• _ACTION ITEM_: Keep only the lines that hold the string "Copenhagen", filtering out the rest of the entries below.

---- EXTRACTED MATERIAL

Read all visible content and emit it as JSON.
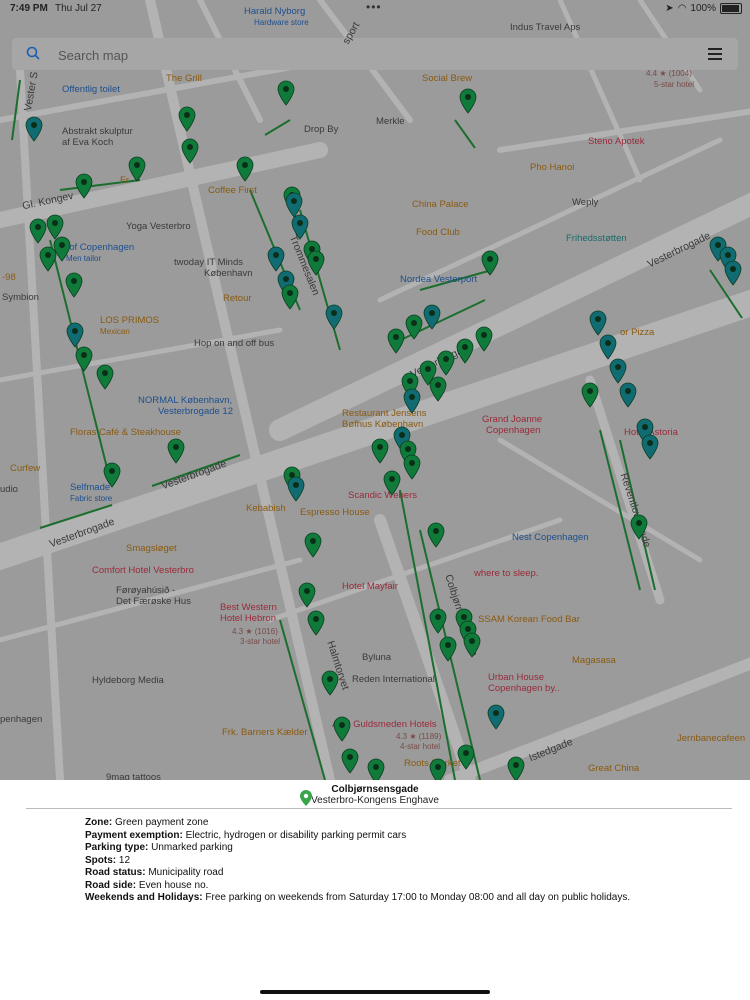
{
  "status_bar": {
    "time": "7:49 PM",
    "date": "Thu Jul 27",
    "battery": "100%"
  },
  "search": {
    "placeholder": "Search map"
  },
  "map": {
    "streets": [
      "Gl. Kongev",
      "Vesterbrogade",
      "Vesterbrogade",
      "Vesterbrogade",
      "Vesterbrogade",
      "Colbjørnsensgade",
      "Reventlowsgade",
      "Istedgade",
      "Trommesalen",
      "Halmtorvet",
      "Vester S",
      "sport"
    ],
    "pois": [
      {
        "name": "Harald Nyborg",
        "sub": "Hardware store",
        "kind": "b"
      },
      {
        "name": "Indus Travel Aps",
        "kind": "g"
      },
      {
        "name": "Offentlig toilet",
        "kind": "b"
      },
      {
        "name": "The Grill",
        "kind": "o"
      },
      {
        "name": "Social Brew",
        "kind": "o"
      },
      {
        "name": "4.4 ★ (1004)",
        "sub": "5-star hotel",
        "kind": "p"
      },
      {
        "name": "Abstrakt skulptur",
        "sub": "af Eva Koch",
        "kind": "g"
      },
      {
        "name": "Drop By",
        "kind": "g"
      },
      {
        "name": "Merkle",
        "kind": "g"
      },
      {
        "name": "Steno Apotek",
        "kind": "p"
      },
      {
        "name": "Pho Hanoi",
        "kind": "o"
      },
      {
        "name": "Coffee First",
        "kind": "o"
      },
      {
        "name": "Yoga Vesterbro",
        "kind": "g"
      },
      {
        "name": "China Palace",
        "kind": "o"
      },
      {
        "name": "Weply",
        "kind": "g"
      },
      {
        "name": "Food Club",
        "kind": "o"
      },
      {
        "name": "Frihedsstøtten",
        "kind": "t"
      },
      {
        "name": "nd of Copenhagen",
        "sub": "Men tailor",
        "kind": "b"
      },
      {
        "name": "twoday IT Minds",
        "sub": "København",
        "kind": "g"
      },
      {
        "name": "Nordea Vesterport",
        "kind": "b"
      },
      {
        "name": "Symbion",
        "kind": "g"
      },
      {
        "name": "Retour",
        "kind": "o"
      },
      {
        "name": "LOS PRIMOS",
        "sub": "Mexican",
        "kind": "o"
      },
      {
        "name": "Hop on and off bus",
        "kind": "g"
      },
      {
        "name": "or Pizza",
        "kind": "o"
      },
      {
        "name": "NORMAL København,",
        "sub": "Vesterbrogade 12",
        "kind": "b"
      },
      {
        "name": "Restaurant Jensens",
        "sub": "Bøfhus København",
        "kind": "o"
      },
      {
        "name": "Grand Joanne",
        "sub": "Copenhagen",
        "kind": "p"
      },
      {
        "name": "Hotel Astoria",
        "kind": "p"
      },
      {
        "name": "Floras Café & Steakhouse",
        "kind": "o"
      },
      {
        "name": "Curfew",
        "kind": "o"
      },
      {
        "name": "Selfmade",
        "sub": "Fabric store",
        "kind": "b"
      },
      {
        "name": "Scandic Webers",
        "kind": "p"
      },
      {
        "name": "Kebabish",
        "kind": "o"
      },
      {
        "name": "Espresso House",
        "kind": "o"
      },
      {
        "name": "Smagsløget",
        "kind": "o"
      },
      {
        "name": "Nest Copenhagen",
        "kind": "b"
      },
      {
        "name": "Comfort Hotel Vesterbro",
        "kind": "p"
      },
      {
        "name": "Hotel Mayfair",
        "kind": "p"
      },
      {
        "name": "where to sleep.",
        "kind": "p"
      },
      {
        "name": "Førøyahúsið -",
        "sub": "Det Færøske Hus",
        "kind": "g"
      },
      {
        "name": "Best Western",
        "sub": "Hotel Hebron",
        "kind": "p"
      },
      {
        "name": "4.3 ★ (1016)",
        "sub": "3-star hotel",
        "kind": "p"
      },
      {
        "name": "SSAM Korean Food Bar",
        "kind": "o"
      },
      {
        "name": "Byluna",
        "kind": "g"
      },
      {
        "name": "Magasasa",
        "kind": "o"
      },
      {
        "name": "Hyldeborg Media",
        "kind": "g"
      },
      {
        "name": "Reden International",
        "kind": "g"
      },
      {
        "name": "Urban House",
        "sub": "Copenhagen by..",
        "kind": "p"
      },
      {
        "name": "penhagen",
        "kind": "g"
      },
      {
        "name": "Frk. Barners Kælder",
        "kind": "o"
      },
      {
        "name": "Axel Guldsmeden Hotels",
        "kind": "p"
      },
      {
        "name": "4.3 ★ (1189)",
        "sub": "4-star hotel",
        "kind": "p"
      },
      {
        "name": "Jernbanecafeen",
        "kind": "o"
      },
      {
        "name": "Roots Market",
        "kind": "o"
      },
      {
        "name": "Great China",
        "kind": "o"
      },
      {
        "name": "9mag tattoos",
        "kind": "g"
      },
      {
        "name": "udio",
        "kind": "g"
      },
      {
        "name": "-98",
        "kind": "o"
      },
      {
        "name": "Fr",
        "kind": "o"
      }
    ]
  },
  "panel": {
    "title": "Colbjørnsensgade",
    "subtitle": "Vesterbro-Kongens Enghave",
    "details": [
      {
        "label": "Zone:",
        "value": "Green payment zone"
      },
      {
        "label": "Payment exemption:",
        "value": "Electric, hydrogen or disability parking permit cars"
      },
      {
        "label": "Parking type:",
        "value": "Unmarked parking"
      },
      {
        "label": "Spots:",
        "value": "12"
      },
      {
        "label": "Road status:",
        "value": "Municipality road"
      },
      {
        "label": "Road side:",
        "value": "Even house no."
      },
      {
        "label": "Weekends and Holidays:",
        "value": "Free parking on weekends from Saturday 17:00 to Monday 08:00 and all day on public holidays."
      }
    ]
  },
  "colors": {
    "marker_green": "#0f7a3a",
    "marker_teal": "#116b72",
    "map_bg": "#9b9b9b",
    "road": "#b1b1b1"
  }
}
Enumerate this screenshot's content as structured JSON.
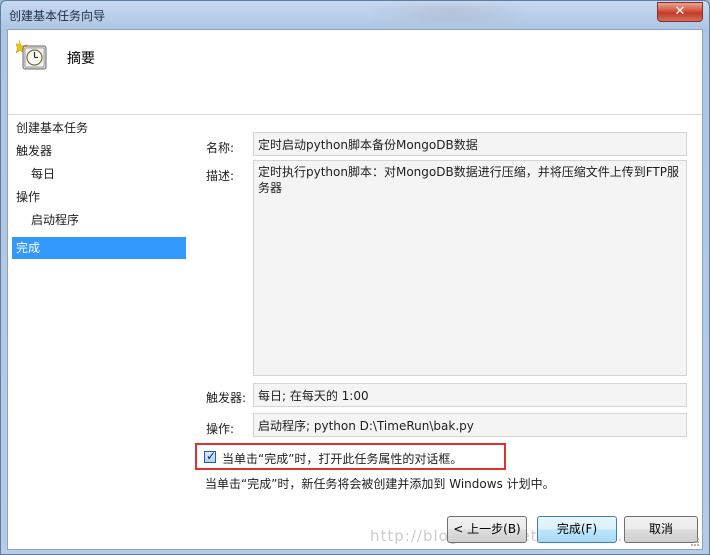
{
  "window": {
    "title": "创建基本任务向导",
    "close_label": "✕"
  },
  "header": {
    "title": "摘要",
    "icon": "clock-icon"
  },
  "sidebar": {
    "items": [
      {
        "label": "创建基本任务",
        "level": 0,
        "selected": false
      },
      {
        "label": "触发器",
        "level": 0,
        "selected": false
      },
      {
        "label": "每日",
        "level": 1,
        "selected": false
      },
      {
        "label": "操作",
        "level": 0,
        "selected": false
      },
      {
        "label": "启动程序",
        "level": 1,
        "selected": false
      },
      {
        "label": "完成",
        "level": 0,
        "selected": true
      }
    ]
  },
  "summary": {
    "name_label": "名称:",
    "name_value": "定时启动python脚本备份MongoDB数据",
    "desc_label": "描述:",
    "desc_value": "定时执行python脚本：对MongoDB数据进行压缩，并将压缩文件上传到FTP服务器",
    "trigger_label": "触发器:",
    "trigger_value": "每日; 在每天的 1:00",
    "action_label": "操作:",
    "action_value": "启动程序; python D:\\TimeRun\\bak.py"
  },
  "options": {
    "open_properties_checked": true,
    "open_properties_label": "当单击“完成”时，打开此任务属性的对话框。",
    "info_text": "当单击“完成”时，新任务将会被创建并添加到 Windows 计划中。"
  },
  "buttons": {
    "back_label": "< 上一步(B)",
    "finish_label": "完成(F)",
    "cancel_label": "取消"
  },
  "watermark": "http://blog.csdn.net/u013023..."
}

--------

• _FINISHED EXERCISE_:
        "name": "nd of Copenhagen",
        "sub": "Copenhagen",
        "name": "Nest Copenhagen",
        "sub": "Copenhagen by..",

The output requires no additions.